Cactus and Succulents - Part Sun

Aloe petricola

Medium stemless aloe with 2 ft. rosette. Will grow moderately spiny. From rocky, open grasslands of Northern South Africa. Blooms on an abundance of very tall racemes start off orange and open to yellow.

Aloe plicatilis

Kumara plicatilis

12ft in habitat (5ft. in Bay Area) with fan shaped leaf rosettes, a large thick stout trunk, and broad canopy.
Member of the Asphodelaceae

Restricted to mountainous regions in the Western Cape, South Africa, from northern Elandskloof to Southern Franschhoek. Grows in the winter rainfall region and is relatively coastal.

These plants can do well in pots when small, but do best in the landscape where they can grow in to a beautiful focal point of any xeric garden. They should be planted in well draining soil, and appreciate winter water during their active growing season. These plants require much less water in the summer, when dormant, and a well-established plant may survive without summer irrigation. This makes them an ideal plant for our dry Mediterranean climate.

Aloe rupestris

Large upright tree aloe with large rosette and huge upright branched bloom sprays in winter covered in orange tubular flowers.

Aloe salm-dyckiana

A. arborescens x ferox hybrid

Can get 8ft. tall; branching inflorescence, red blooms.


Aloe speciosa

Single head tree to 12-15ft.; blue-green red-edged leaves.

Aloe suprafoliata

Large rosettes, deep scarlet flowers on a silvery bloom stalk. Often solitary. Leaves will recurve as they age.

Aloe variegata

Stemless elongated rosettes to 8″h., dark leaves w/bands of white spots

Aloinopsis malherbei

Family: Aizoaceae

Grows into small clumps of thick open green leaves with small tubercles at margins. Produces orange flowers in spring.

Found growing on shale slopes in the Northern Cape of South Africa

These plants are from a winter rainfall area and therefore do well outdoors in our Mediterranean climate if grown in a highly inorganic well draining media such as pumice, and exposed to full sun for at least part of the day. Tends to be rot prone if grown in organic material. These plants can be used in rock gardens or landscapes if the soil is mounted and well draining (amending with 75% lava sand, or high-quality decomposed granite, can accomplish this). Reduce watering in summer.

Aloinopsis schooneesii

Small dense clumps of speckled blue-green leaves sit on large tuberous roots, which can be esposed over time to form an unusual bonsai. Yellow flowers in spring.

Ananas lucidus

Tropical terrestrial bromeliad in the Pineapple family; evergreen to 4’t.

Antimima fenestrata

Purple flowers on the branch tips.
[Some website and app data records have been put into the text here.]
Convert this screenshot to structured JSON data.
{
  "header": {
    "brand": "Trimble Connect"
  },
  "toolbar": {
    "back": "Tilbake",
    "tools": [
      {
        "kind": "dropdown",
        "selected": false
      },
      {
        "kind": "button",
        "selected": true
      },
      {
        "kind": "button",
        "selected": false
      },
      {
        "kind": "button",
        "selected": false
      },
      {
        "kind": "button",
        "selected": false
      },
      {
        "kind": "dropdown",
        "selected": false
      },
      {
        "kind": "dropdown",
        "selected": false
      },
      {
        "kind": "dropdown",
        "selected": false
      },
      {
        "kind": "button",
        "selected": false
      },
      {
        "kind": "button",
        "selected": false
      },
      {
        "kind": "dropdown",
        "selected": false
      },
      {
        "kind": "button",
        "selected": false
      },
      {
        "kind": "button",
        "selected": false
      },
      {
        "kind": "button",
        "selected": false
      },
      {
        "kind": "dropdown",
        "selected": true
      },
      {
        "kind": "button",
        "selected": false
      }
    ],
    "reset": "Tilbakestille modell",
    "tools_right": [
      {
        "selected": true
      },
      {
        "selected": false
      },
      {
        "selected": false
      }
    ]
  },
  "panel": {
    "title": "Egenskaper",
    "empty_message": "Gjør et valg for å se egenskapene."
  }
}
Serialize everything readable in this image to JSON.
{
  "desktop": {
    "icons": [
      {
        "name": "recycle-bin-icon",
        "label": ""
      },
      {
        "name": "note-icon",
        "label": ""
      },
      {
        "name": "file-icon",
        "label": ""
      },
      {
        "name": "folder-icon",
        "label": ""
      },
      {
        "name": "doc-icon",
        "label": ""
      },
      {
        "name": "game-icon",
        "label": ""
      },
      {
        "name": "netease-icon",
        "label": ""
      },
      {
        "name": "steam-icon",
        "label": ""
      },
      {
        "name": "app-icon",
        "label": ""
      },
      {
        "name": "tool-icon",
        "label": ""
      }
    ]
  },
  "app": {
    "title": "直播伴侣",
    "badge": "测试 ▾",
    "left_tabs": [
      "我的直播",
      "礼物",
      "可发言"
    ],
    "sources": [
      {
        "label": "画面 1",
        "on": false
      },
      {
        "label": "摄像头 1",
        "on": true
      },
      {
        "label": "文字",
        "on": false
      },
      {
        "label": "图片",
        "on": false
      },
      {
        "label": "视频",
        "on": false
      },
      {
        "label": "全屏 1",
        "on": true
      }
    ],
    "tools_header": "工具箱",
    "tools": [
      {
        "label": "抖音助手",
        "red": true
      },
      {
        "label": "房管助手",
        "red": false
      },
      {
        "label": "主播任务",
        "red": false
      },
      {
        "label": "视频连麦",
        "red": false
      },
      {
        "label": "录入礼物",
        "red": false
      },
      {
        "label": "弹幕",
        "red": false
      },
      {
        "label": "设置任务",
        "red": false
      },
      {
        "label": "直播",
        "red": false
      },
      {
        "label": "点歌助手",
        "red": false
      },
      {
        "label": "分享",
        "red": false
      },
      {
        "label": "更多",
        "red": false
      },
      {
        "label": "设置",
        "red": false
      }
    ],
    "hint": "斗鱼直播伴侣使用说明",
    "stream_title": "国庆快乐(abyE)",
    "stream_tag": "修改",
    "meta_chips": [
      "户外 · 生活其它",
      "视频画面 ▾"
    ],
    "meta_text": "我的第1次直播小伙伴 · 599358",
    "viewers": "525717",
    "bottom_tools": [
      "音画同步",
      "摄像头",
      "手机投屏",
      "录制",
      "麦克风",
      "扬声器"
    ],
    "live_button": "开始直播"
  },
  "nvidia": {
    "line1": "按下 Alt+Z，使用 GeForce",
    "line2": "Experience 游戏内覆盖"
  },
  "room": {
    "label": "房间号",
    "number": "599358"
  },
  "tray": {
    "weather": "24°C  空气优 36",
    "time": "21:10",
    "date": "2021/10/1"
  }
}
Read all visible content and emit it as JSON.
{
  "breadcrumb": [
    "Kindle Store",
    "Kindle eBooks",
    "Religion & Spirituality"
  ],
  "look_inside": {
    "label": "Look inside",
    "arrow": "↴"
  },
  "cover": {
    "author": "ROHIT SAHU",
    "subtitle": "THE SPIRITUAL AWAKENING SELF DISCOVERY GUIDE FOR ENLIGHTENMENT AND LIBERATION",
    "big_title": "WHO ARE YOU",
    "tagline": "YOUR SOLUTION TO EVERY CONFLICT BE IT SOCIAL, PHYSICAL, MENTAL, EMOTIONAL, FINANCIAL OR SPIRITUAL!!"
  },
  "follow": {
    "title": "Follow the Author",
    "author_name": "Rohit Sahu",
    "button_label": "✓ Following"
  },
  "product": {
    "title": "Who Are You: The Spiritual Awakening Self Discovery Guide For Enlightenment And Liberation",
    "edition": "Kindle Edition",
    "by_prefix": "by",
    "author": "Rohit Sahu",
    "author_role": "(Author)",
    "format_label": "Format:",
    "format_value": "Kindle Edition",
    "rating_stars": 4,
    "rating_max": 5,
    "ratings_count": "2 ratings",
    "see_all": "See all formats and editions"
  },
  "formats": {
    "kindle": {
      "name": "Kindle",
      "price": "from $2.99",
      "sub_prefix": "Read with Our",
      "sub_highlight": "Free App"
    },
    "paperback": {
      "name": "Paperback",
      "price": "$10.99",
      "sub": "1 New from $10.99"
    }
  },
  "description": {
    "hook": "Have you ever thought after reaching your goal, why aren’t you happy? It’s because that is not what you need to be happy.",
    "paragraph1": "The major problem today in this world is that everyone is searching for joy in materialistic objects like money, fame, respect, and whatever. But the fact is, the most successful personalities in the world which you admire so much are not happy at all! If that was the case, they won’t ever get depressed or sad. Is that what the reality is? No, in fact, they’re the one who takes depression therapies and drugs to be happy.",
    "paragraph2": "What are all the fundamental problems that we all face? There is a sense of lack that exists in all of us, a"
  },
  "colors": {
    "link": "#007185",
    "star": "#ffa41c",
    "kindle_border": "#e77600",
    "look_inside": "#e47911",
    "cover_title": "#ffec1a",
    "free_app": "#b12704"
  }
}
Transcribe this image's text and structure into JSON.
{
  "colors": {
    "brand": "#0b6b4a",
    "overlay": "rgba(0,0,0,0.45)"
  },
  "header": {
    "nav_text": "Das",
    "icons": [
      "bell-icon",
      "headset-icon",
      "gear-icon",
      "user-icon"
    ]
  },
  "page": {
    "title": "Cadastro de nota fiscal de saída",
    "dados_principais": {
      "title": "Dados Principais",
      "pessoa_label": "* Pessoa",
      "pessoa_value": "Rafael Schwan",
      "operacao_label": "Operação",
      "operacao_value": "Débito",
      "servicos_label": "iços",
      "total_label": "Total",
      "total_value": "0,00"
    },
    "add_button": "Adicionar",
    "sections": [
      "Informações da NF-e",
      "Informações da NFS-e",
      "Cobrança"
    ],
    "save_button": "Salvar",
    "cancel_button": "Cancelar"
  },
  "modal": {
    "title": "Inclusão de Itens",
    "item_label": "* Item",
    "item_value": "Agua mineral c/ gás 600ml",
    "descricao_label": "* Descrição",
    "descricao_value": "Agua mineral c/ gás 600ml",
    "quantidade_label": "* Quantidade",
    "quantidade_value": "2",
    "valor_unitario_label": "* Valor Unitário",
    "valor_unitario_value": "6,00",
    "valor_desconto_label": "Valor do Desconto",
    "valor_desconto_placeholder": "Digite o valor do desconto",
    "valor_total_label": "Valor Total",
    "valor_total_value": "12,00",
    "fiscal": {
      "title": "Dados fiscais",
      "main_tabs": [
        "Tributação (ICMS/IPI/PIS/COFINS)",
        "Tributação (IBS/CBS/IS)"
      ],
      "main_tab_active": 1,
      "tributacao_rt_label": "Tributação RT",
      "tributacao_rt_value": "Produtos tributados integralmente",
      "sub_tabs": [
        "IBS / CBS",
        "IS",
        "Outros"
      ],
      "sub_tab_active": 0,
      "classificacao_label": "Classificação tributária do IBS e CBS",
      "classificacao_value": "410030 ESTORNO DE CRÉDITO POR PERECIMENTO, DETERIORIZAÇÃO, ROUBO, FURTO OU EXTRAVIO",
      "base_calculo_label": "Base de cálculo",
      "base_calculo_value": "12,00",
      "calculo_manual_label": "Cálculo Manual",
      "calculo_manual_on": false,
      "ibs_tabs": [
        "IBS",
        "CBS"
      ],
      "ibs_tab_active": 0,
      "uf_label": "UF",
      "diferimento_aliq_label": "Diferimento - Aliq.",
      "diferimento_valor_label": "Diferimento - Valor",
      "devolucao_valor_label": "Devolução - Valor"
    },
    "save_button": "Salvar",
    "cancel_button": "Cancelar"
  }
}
Forms dense mounds, grows in limestone outcrops.

Astroloba foliosa

2″ rosettes grow to 12″h.; pups at base; light-shade, protect from frost

Astrophytum asterias

Small solitary globular species, to 4″d.; yellow flowers; spineless areoles.

Astrophytum capricorne

4″d. to 8″h. with long and twisted spines, many yellow/red blooms. Highly varied patterning of white spots.

Astrophytum caput-medusae

Digitostigma caput-medusae

Rare, endangered. Short round stem with supersized horn-like spotted green tubercles. Yellow flowers. Grows in shaded spots among scrub plants. Fast grower. Growth season is March thru August. Can lose tubercles if too dry in summer.

Austrocylindropuntia verschaffeltii

Opuntia verschaffeltii

Shrubby to 12″; purple in full sun; small red blooms. Many low-growing wide-spreading green stems with purple leaves on new growth. Will form large clumps.

Avonia buderiana

Thin papery scales over tiny leaves; 2″l. stems; white flowers; dry, fast-draining soil